WORK TO COMPLETE.
All of the records are to be copied out exactly, with nothing left out.

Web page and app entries
━━━

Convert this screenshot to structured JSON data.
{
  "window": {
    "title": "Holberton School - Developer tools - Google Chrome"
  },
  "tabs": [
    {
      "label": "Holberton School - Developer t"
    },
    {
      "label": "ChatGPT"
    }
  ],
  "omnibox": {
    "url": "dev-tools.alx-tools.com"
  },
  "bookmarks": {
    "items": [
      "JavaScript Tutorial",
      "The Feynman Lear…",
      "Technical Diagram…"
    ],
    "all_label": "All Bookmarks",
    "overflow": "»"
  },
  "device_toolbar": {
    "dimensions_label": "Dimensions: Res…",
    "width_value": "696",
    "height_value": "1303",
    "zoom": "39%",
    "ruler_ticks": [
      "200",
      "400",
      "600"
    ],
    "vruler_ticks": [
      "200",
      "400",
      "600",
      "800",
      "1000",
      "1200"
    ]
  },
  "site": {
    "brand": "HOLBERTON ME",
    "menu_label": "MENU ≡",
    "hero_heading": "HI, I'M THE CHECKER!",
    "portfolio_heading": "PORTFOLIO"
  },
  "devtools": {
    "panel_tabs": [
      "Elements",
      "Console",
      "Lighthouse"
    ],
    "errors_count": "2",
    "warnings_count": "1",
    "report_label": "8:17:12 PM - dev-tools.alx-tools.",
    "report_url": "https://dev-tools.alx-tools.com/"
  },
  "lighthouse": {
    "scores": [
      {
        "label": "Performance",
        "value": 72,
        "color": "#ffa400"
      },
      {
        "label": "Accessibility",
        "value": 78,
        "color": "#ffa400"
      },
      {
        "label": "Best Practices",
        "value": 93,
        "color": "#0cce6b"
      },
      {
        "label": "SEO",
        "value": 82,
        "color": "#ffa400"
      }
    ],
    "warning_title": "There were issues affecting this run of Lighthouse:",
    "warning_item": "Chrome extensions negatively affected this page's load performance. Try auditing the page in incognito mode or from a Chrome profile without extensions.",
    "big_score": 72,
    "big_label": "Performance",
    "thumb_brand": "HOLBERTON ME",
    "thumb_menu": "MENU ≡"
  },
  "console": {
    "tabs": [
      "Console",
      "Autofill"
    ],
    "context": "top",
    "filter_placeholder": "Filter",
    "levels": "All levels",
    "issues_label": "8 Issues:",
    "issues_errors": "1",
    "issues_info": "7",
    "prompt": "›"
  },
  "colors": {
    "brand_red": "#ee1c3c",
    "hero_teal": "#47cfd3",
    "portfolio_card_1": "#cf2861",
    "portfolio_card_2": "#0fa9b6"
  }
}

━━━

WRITTEN ANSWER.
Convert this screenshot to structured JSON data.
{
  "window": {
    "title": "Holberton School - Developer tools - Google Chrome"
  },
  "tabs": [
    {
      "label": "Holberton School - Developer t"
    },
    {
      "label": "ChatGPT"
    }
  ],
  "omnibox": {
    "url": "dev-tools.alx-tools.com"
  },
  "bookmarks": {
    "items": [
      "JavaScript Tutorial",
      "The Feynman Lear…",
      "Technical Diagram…"
    ],
    "all_label": "All Bookmarks",
    "overflow": "»"
  },
  "device_toolbar": {
    "dimensions_label": "Dimensions: Res…",
    "width_value": "696",
    "height_value": "1303",
    "zoom": "39%",
    "ruler_ticks": [
      "200",
      "400",
      "600"
    ],
    "vruler_ticks": [
      "200",
      "400",
      "600",
      "800",
      "1000",
      "1200"
    ]
  },
  "site": {
    "brand": "HOLBERTON ME",
    "menu_label": "MENU ≡",
    "hero_heading": "HI, I'M THE CHECKER!",
    "portfolio_heading": "PORTFOLIO"
  },
  "devtools": {
    "panel_tabs": [
      "Elements",
      "Console",
      "Lighthouse"
    ],
    "errors_count": "2",
    "warnings_count": "1",
    "report_label": "8:17:12 PM - dev-tools.alx-tools.",
    "report_url": "https://dev-tools.alx-tools.com/"
  },
  "lighthouse": {
    "scores": [
      {
        "label": "Performance",
        "value": 72,
        "color": "#ffa400"
      },
      {
        "label": "Accessibility",
        "value": 78,
        "color": "#ffa400"
      },
      {
        "label": "Best Practices",
        "value": 93,
        "color": "#0cce6b"
      },
      {
        "label": "SEO",
        "value": 82,
        "color": "#ffa400"
      }
    ],
    "warning_title": "There were issues affecting this run of Lighthouse:",
    "warning_item": "Chrome extensions negatively affected this page's load performance. Try auditing the page in incognito mode or from a Chrome profile without extensions.",
    "big_score": 72,
    "big_label": "Performance",
    "thumb_brand": "HOLBERTON ME",
    "thumb_menu": "MENU ≡"
  },
  "console": {
    "tabs": [
      "Console",
      "Autofill"
    ],
    "context": "top",
    "filter_placeholder": "Filter",
    "levels": "All levels",
    "issues_label": "8 Issues:",
    "issues_errors": "1",
    "issues_info": "7",
    "prompt": "›"
  },
  "colors": {
    "brand_red": "#ee1c3c",
    "hero_teal": "#47cfd3",
    "portfolio_card_1": "#cf2861",
    "portfolio_card_2": "#0fa9b6"
  }
}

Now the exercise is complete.